The third criterion applies to those patients who, for religious or philosophical reasons, refuse to have medical care, even though it may extend their life. This includes patients with cancer, heart disease, or any illness in which innate cannot be reasonably expected to induce recovery. There are two issues that are readily apparent as a result of this criterion:
The first issue is the question of a chiropractor assisting at a patient's death. Is this, in effect, euthanasia? Since the patient might be able to sustain life within the hospital environment, is it acceptable for a patient to reject medical care and opt instead for natural care that may lead to a natural death? These questions should be covered in every chiropractic school's ethics coursework, but cannot be satisfied in the course of this discussion. It is a common opinion that a person's choice of health care is protected by their constitutional right to privacy; however, this has not been tested in the courts.
The second issue raised by the third criterion pertains to the actual value of chiropractic care during terminal illness. Terminal illnesses are, by definition, hopeless and the most that can be done is to comfort the patient until death. Some people may not feel death comes easier at the end of a morphine needle and would prefer to keep their wits with chiropractic care -- if they knew such care was available. The chiropractic concept, that innate intelligence enables the body to sufficiently adapt to its needs, applies to terminal conditions just as it does to other conditions.

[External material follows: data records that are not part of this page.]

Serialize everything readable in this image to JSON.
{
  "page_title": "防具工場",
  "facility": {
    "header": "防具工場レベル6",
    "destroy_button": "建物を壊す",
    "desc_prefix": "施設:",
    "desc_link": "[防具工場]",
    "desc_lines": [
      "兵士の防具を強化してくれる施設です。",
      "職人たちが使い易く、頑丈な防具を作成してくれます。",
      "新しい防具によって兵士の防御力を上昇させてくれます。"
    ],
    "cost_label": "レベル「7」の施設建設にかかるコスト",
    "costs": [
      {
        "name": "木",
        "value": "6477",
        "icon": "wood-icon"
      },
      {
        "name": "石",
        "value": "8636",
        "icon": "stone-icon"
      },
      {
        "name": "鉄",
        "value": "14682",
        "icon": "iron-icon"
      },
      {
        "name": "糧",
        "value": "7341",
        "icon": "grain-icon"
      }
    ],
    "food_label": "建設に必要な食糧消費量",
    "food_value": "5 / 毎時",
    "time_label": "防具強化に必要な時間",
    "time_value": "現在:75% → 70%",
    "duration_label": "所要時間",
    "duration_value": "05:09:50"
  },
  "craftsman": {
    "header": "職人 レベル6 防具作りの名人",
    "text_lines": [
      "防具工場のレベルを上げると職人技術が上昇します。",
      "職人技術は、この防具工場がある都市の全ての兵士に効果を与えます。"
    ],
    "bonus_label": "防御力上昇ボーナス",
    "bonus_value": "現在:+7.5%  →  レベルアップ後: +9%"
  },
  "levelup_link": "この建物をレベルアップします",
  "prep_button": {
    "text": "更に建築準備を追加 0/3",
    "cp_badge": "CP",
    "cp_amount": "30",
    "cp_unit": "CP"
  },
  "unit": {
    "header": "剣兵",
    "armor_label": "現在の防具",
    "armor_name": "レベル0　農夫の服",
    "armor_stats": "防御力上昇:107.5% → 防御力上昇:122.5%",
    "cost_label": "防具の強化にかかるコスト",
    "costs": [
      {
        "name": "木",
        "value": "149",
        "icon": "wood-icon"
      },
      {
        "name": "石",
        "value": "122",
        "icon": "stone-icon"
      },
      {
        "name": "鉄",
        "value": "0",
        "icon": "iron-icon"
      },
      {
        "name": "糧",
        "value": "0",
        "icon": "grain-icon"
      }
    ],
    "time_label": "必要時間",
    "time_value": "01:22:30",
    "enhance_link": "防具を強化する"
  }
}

Death is a natural process that can be managed within the chiropractor's scope of care. By helping the patient to accommodate the body's increasingly limited function, the chiropractor provides the patient with comforting insight and natural solutions without the use of morphine sulfate and other drugs that may interfere with the patient's perception of life's end.
Within these criteria, the chiropractor's crisis of vision mentioned above need never happen because these criteria address the limitations of the body's ability to recover (innate intelligence). These criteria enable the profession to clearly identify our philosophy without reference to technique: They serve as a reasonable guide to the application of the technical definition of chiropractic; they require the chiropractor to diagnose disease (analyze), but they do not imply that the chiropractor treats disease; they define a chiropractic philosophy that permits any reasonable combination of adjustment(s), physiotherapies, vitamins, herbs, excercise, diet, psychology, or other treatment that can be legally practiced by chiropractors. These chiropractic criteria are the invisible guidelines our profession has followed since its inception.

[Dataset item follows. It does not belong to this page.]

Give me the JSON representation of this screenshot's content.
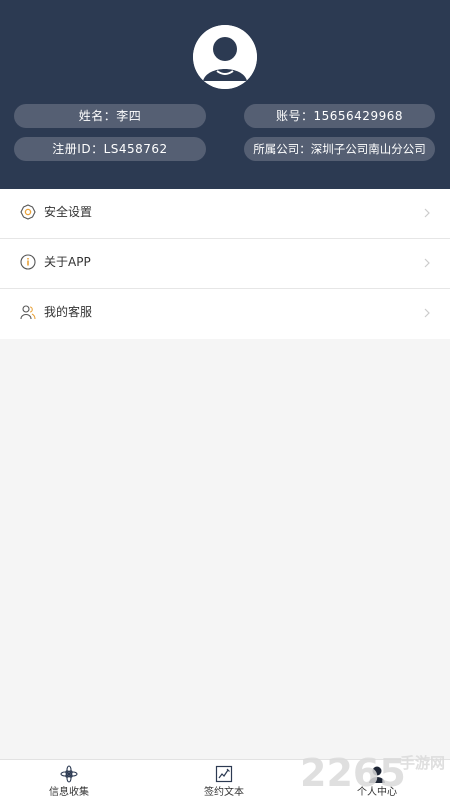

Most importantly, these guidelines are in harmony with both the early chiropractic philosophy and the modern chiropractic applications of science.

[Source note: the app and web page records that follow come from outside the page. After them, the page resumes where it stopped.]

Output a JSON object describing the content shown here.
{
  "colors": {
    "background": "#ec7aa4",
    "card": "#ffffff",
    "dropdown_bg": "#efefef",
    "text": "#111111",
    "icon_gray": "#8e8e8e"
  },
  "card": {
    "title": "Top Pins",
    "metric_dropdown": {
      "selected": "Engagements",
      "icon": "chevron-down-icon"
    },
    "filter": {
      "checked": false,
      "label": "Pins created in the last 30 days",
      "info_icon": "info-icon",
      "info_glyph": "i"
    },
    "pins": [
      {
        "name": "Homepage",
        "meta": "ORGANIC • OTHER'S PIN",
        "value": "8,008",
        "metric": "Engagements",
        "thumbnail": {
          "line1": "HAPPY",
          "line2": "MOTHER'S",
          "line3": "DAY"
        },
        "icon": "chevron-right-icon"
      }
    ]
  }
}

Science is a tool like philosophy. You need both science and philosophy to practice the art of chiropractic.
Take the case of Florence's vision as one example representing thousands. There is more to chiropractic than what is proven by science, but less than expected by oldtime philosophy -- and that is the vision thing.
Willard Bertrand, D.C.